The price of gold ripped $35, and silver 75 cents. Some are beginning to say that this is the long-awaited breakout. Technical charts are perking up. Hope is growing faster than the prices.
Is this it? Read on, for a picture of the supply and fundamentals…
First, here is the graph of the metals’ prices.
We are interested in the changing equilibrium created when some market participants are accumulating hoards and others are dishoarding. Of course, what makes it exciting is that speculators can (temporarily) exaggerate or fight against the trend. The speculators are often acting on rumors, technical analysis, or partial data about flows into or out of one corner of the market.

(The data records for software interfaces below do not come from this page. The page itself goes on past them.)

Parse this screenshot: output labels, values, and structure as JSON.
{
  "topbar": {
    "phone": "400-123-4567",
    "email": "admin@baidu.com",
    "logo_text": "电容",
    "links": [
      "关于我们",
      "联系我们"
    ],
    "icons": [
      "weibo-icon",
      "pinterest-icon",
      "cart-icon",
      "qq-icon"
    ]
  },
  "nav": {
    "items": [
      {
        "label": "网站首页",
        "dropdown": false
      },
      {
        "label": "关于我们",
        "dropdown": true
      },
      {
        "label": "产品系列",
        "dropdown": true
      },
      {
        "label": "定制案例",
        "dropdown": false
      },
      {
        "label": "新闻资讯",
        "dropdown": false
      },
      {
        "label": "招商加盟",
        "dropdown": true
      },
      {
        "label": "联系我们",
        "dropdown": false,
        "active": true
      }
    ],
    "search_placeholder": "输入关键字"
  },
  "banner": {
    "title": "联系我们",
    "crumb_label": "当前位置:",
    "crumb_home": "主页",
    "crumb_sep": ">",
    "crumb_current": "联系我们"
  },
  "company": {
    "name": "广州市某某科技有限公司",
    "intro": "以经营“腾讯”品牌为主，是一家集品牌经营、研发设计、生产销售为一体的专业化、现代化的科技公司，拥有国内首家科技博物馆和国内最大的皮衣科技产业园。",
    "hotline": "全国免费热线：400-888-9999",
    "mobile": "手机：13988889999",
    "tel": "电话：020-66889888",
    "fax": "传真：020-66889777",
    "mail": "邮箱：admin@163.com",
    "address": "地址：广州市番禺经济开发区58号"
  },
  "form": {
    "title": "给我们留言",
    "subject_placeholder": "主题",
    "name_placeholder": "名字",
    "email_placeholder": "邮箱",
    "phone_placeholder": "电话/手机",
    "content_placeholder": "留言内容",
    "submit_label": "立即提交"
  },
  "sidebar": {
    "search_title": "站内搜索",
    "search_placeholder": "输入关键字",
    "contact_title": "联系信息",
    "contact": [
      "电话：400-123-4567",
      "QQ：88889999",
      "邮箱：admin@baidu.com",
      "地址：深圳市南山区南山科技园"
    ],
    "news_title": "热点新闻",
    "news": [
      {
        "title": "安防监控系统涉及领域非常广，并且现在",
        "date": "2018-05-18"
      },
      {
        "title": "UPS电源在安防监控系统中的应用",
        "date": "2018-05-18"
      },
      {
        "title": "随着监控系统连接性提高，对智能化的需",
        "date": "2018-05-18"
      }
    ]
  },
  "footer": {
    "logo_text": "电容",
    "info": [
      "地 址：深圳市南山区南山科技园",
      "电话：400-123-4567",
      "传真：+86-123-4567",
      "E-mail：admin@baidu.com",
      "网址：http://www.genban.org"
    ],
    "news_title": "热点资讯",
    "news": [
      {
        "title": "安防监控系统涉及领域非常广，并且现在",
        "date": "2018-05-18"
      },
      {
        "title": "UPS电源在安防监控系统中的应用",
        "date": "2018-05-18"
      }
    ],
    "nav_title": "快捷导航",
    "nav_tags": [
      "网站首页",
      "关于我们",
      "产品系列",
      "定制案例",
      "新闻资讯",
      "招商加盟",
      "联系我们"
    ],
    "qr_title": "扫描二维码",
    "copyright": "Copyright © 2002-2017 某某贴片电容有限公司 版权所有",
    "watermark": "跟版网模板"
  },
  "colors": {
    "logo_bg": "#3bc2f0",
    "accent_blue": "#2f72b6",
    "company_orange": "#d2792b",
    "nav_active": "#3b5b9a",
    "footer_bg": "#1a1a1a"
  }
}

That kind of information can’t tell them whether the globe, on net, is hoarding or dishoarding.
One could point out that gold does not, on net, go into or out of anything. Yes, that is true. But it can come out of hoards and into carry trades. That is what we study. The gold basis tells us about this dynamic.
Conventional techniques for analyzing supply and demand are inapplicable to gold and silver, because the monetary metals have such high inventories. In normal commodities, inventories divided by annual production can be measured in months. The world just does not keep much inventory in wheat or oil.
With gold and silver, stocks to flows is measured in decades. Every ounce of those massive stockpiles is potential supply. Everyone on the planet is potential demand. At the right price, and under the right conditions. Looking at incremental changes in mine output or electronic manufacturing is not helpful to predict the future prices of the metals. For an introduction and guide to our concepts and theory, click here.
Next, this is a graph of the gold price measured in silver, otherwise known as the gold to silver ratio. It moved down.
For each metal, we will look at a graph of the basis and cobasis overlaid with the price of the dollar in terms of the respective metal. It will make it easier to provide terse commentary. The dollar will be represented in green, the basis in blue and cobasis in red.
Here is the gold graph.
Last week, we noted a small backwardation in the February contract and said, “A sign the fundamentals of gold are firming up. A little bit.”
Well, the price firmed up. A little bit. And with that, the backwardation subsided.
Now let’s look at silver.
With the falling dollar (measured in silver, i.e. a rising price of silver as measured in dollars) the cobasis has dropped significantly. It dropped for farther contracts too.
Like it or not, we observe yet again the same pattern. A price change corresponds to a change in the bases. Speculators are repositioning and it shows in the data. Could they take the silver price all the way to $17? You bet (well, we don’t recommend this bet). How about $18 or $19? Wouldn’t surprise us in the least (well $19 is less likely than $18 and that’s less likely than $17).
There’s just one problem, if you rely on speculators to take the price up. They are using leverage, and they need to sell sooner or later. Either to take profits (as they reckon them, in dollars) or to cut losses. They can’t do all the heavy lifting without hoarders of metal. A falling cobasis along with a rising price means that hoarders are either buying less, or selling more.
In gold, we calculate a fundamental price a few bucks above the current market price. In silver, it’s about a buck fifty below the current market.
© 2015 Monetary Metals